[Middle English famishen, alteration of famen, from Old French afamer, from Vulgar Latin *affamāre : Latin ad-, ad- + Latin famēs, hunger.]

fam′ish·ment n.
American Heritage® Dictionary of the English Language, Fifth Edition. Copyright © 2016 by Houghton Mifflin Harcourt Publishing Company. Published by Houghton Mifflin Harcourt Publishing Company. All rights reserved.
ThesaurusAntonymsRelated WordsSynonymsLegend:
Noun1.famishment - a state of extreme hunger resulting from lack of essential nutrients over a prolonged period

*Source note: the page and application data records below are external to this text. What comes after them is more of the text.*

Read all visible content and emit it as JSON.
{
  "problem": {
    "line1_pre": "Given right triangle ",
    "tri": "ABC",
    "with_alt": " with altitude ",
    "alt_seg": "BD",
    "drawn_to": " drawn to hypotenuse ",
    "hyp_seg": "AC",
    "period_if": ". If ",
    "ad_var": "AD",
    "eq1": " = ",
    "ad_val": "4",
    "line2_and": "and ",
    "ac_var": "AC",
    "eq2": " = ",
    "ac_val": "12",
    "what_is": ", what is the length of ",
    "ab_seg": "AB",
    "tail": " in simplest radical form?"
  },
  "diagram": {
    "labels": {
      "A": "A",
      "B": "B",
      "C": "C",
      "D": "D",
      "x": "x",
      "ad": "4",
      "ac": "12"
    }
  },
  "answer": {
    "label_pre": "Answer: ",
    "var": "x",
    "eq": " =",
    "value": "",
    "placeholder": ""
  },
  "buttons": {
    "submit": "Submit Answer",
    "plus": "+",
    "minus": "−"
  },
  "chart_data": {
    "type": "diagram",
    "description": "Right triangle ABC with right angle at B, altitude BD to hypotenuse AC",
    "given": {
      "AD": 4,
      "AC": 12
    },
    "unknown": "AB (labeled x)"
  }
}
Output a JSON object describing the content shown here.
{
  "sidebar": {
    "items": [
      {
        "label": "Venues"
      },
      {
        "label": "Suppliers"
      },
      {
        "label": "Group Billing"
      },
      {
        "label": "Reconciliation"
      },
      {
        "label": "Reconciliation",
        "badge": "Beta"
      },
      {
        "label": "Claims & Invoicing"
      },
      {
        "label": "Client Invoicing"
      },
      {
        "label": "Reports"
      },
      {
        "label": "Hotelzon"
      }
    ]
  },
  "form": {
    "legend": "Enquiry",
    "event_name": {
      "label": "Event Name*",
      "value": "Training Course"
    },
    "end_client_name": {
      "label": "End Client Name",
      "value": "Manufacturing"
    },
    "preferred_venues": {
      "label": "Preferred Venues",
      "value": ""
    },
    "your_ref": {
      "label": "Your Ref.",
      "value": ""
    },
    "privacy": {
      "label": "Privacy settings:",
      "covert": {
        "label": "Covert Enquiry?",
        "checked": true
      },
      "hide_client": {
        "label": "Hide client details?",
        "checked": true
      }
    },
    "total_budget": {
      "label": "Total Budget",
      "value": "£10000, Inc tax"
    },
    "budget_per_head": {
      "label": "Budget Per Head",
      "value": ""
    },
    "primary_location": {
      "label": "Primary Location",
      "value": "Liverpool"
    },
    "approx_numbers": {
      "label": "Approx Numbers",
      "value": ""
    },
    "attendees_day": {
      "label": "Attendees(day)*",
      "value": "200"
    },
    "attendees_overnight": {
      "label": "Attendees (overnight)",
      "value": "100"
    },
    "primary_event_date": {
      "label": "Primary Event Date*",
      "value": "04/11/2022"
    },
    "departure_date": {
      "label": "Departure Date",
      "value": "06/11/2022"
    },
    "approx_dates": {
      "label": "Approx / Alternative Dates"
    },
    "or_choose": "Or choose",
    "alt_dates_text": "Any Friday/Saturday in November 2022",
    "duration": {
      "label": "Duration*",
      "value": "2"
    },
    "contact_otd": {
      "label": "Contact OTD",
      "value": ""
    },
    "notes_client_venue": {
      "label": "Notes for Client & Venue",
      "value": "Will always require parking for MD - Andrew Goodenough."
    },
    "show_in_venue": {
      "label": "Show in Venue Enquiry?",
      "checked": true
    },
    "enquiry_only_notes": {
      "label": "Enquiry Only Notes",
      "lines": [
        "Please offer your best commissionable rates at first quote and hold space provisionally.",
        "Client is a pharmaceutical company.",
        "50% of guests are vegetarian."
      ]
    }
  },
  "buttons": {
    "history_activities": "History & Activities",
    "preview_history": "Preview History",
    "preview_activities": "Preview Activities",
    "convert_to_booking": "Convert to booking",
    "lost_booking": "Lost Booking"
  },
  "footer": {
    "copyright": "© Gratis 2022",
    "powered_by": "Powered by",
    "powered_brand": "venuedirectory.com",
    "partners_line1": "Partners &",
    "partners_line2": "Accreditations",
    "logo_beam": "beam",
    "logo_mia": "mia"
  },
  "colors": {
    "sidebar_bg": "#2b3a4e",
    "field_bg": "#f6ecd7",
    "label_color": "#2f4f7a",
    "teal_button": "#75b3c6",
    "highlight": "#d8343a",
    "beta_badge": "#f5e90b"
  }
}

hunger, hungriness - a physiological need for food; the consequence of food deprivation
Based on WordNet 3.0, Farlex clipart collection. © 2003-2012 Princeton University, Farlex Inc.
References in periodicals archive ?
(14) The concluding couplet succinctly mourns the separation of mother from baby: "The breast was withdrawn violently / And oh the famishment for me." Here, Smith plays with the final lines of Wordsworth's "She Dwelt Among Untrodden Ways": "But she is in her grave, and, oh, / The difference to me!" (46).
While Tennyson tends to romanticize Elaine's fate, presenting it as the fulfilment of a premonition, his source text, Malory's Le Morte Darthur, suggests a more direct correspondence between her death and famishment. According to Malory, "the Fayre Maydyn of Ascolat ...
The second period is famishment, which refers to the process of being starved.